I went in cold: it's a new Steve McQueen movie and that's enough, or should be. Colour me surprised to find a women-driven heist movie (I guess his second after 12 Years a Slave) co-written with Ms Gone Girl Gillian Flynn, sourced from the book by Lynda La Plante; the obvious interpolant is The Town.

Storywise it's Chicago in summer, hard currency is still a thing and the politics is as rotten as ever. Early events lead to the titular ladies doing what their men cannot, with some justice but more sadness. The plot has the expected twistiness but this is more a study in different lives. There are a couple of decent monologues, specifically Rev (Jon Michael Hill) Wheeler's speech on mediocrity that would have been just at home in Spike Lee's BlacKkKlansman. The ending is slightly too clean.
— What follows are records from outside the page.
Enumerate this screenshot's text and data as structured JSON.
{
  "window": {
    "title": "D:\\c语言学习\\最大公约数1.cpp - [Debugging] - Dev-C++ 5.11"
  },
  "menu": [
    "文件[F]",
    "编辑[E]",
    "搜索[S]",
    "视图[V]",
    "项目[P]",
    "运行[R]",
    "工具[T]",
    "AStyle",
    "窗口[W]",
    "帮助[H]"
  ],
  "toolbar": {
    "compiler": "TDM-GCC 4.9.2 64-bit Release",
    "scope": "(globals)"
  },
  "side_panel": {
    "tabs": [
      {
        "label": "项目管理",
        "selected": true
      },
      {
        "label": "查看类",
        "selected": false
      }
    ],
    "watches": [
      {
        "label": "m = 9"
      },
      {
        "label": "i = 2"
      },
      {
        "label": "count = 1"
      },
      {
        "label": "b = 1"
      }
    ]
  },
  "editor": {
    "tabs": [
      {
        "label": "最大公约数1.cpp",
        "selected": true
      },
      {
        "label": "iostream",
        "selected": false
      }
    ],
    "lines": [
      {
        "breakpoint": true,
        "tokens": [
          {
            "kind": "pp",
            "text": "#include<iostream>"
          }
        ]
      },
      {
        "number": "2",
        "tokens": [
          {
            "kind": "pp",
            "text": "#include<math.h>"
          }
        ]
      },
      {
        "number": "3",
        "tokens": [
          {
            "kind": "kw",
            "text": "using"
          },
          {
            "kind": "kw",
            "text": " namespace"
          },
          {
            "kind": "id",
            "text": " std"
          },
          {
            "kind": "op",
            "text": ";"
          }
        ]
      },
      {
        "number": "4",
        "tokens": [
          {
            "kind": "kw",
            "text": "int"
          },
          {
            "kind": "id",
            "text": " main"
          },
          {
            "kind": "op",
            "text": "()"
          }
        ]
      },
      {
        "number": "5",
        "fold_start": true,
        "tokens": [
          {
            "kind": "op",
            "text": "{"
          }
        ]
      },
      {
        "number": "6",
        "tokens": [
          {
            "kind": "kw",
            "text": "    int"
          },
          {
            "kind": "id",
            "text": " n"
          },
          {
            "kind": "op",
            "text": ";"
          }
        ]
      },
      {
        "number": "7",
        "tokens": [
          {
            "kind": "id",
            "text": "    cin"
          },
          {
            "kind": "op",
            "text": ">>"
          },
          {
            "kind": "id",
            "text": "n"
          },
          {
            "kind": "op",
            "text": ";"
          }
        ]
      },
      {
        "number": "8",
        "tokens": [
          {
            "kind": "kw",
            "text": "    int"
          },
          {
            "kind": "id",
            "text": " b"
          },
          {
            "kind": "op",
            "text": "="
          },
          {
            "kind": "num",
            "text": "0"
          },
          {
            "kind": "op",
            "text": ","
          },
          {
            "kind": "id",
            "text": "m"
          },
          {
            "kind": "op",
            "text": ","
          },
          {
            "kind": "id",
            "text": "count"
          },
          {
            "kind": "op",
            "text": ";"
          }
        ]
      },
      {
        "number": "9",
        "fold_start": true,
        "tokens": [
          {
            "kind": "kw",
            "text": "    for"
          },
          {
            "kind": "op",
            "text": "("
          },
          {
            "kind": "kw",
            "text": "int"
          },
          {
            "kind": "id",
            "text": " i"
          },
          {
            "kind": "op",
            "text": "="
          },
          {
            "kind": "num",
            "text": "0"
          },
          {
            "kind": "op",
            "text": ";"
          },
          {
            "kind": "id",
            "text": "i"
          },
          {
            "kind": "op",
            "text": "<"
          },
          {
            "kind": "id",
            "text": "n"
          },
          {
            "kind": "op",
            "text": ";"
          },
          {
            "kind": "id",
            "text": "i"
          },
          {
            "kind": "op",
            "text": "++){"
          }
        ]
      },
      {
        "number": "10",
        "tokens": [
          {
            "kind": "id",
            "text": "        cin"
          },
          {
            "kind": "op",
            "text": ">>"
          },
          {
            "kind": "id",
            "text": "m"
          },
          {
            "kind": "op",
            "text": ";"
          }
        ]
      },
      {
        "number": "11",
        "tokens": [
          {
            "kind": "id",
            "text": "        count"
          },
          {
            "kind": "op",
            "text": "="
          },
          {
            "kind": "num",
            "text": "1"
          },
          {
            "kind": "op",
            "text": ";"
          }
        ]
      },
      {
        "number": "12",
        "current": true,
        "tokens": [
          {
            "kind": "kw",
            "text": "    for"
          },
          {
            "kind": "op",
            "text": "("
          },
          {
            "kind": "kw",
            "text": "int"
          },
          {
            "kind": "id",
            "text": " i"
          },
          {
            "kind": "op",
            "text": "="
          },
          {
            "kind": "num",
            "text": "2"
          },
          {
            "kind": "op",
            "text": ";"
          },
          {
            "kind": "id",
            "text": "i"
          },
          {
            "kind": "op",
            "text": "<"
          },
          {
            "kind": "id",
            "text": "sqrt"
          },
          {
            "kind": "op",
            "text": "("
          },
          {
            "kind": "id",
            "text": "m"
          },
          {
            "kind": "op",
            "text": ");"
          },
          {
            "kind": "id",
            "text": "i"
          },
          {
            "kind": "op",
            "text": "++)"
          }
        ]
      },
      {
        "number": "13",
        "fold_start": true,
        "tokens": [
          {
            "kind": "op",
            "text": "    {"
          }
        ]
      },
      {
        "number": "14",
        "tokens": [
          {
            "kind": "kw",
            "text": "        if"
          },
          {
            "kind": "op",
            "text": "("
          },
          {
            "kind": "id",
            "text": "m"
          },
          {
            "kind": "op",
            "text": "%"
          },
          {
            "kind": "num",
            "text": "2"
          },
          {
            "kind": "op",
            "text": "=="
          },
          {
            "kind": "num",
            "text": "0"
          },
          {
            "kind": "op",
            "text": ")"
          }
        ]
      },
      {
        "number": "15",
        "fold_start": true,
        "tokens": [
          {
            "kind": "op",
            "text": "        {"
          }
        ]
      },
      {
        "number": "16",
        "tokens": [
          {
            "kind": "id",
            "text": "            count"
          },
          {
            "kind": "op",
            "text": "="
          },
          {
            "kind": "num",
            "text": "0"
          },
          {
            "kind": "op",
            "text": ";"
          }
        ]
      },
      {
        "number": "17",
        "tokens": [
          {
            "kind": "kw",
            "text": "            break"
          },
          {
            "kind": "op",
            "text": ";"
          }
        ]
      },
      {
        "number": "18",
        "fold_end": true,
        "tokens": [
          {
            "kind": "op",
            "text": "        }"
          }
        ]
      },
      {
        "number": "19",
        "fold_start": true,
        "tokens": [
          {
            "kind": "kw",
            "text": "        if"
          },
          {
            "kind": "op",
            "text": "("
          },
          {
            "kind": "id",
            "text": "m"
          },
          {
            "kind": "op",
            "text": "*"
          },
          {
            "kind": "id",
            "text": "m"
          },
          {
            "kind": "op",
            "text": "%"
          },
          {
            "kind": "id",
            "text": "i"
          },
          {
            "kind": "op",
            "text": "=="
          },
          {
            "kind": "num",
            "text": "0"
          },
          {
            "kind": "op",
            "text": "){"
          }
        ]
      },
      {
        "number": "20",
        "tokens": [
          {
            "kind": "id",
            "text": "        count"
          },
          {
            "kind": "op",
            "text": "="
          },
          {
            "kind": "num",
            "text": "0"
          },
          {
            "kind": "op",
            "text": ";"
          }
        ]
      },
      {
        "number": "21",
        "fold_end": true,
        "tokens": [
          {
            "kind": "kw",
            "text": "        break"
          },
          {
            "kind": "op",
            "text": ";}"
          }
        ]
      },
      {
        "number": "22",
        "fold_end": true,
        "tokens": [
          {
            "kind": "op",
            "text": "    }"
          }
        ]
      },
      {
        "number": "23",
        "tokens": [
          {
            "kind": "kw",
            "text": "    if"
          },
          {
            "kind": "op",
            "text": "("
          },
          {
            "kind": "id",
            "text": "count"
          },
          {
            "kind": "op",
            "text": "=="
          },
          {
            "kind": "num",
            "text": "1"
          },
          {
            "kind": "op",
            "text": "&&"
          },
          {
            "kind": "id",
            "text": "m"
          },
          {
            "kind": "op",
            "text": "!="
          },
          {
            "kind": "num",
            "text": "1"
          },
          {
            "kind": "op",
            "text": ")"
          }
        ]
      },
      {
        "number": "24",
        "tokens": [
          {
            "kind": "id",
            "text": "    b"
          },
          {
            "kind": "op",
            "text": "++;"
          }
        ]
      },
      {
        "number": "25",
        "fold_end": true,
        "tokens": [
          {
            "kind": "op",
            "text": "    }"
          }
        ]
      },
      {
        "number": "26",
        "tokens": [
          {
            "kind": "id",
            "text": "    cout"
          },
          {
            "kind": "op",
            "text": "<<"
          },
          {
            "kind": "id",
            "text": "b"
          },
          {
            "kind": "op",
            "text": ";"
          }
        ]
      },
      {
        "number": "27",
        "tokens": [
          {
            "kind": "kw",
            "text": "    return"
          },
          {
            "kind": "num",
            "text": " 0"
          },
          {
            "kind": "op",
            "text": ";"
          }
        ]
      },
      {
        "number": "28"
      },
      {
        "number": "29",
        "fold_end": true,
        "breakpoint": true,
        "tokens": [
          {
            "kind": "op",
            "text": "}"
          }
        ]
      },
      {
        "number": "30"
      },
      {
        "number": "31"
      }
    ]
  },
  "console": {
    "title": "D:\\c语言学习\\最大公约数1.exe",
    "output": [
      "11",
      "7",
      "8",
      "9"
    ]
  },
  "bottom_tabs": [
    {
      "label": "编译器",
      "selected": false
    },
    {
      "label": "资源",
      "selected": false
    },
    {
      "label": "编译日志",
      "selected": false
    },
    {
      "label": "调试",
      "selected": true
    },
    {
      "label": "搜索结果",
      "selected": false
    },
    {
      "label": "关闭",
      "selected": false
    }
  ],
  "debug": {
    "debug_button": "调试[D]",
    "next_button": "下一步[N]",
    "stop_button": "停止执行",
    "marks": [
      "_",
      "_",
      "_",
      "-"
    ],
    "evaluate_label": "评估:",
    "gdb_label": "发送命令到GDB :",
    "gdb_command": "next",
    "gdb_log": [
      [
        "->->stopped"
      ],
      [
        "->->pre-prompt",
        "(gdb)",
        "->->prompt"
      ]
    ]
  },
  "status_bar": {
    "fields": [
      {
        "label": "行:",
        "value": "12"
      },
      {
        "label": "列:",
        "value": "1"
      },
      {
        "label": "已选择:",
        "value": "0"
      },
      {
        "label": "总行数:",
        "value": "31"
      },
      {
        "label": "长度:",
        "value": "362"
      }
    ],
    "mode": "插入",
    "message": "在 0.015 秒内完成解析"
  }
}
I came away thinking that the Green Line doesn't cut the city up quite so interestingly as the Red Line.

The cast is stellar, though Fassbender is missing. Viola Davis leads. Jacki Weaver plays Elizabeth Debicki's mum (the latter last seen in Breath in similar states of undress). Colin Farrell allows himself a small smile as father Robert Duvall goes completely over the top in one of their chats. Liam Neeson's character is something of a direct import from Batman. The Manning brothers were somehow very familiar; Daniel Kaluuya has an unforgettable face and killer death stare. Lukas Haas. Cynthia Erivo continues to rise. And so forth. The Hans Zimmer soundtrack is mostly serviceable, until the heist itself when it gets boringly intense. McQueen gets his usual excellence from cinematographer Sean Bobbitt with an excess of great framing and closeups. For all that, was there a point?

A. O. Scott. Anthony Lane. Both observe that Chicago is not used well. Sandra Hall. Benjamin Lee. Jason Di Rosso — sure, but some of it was really good! Dana Stevens.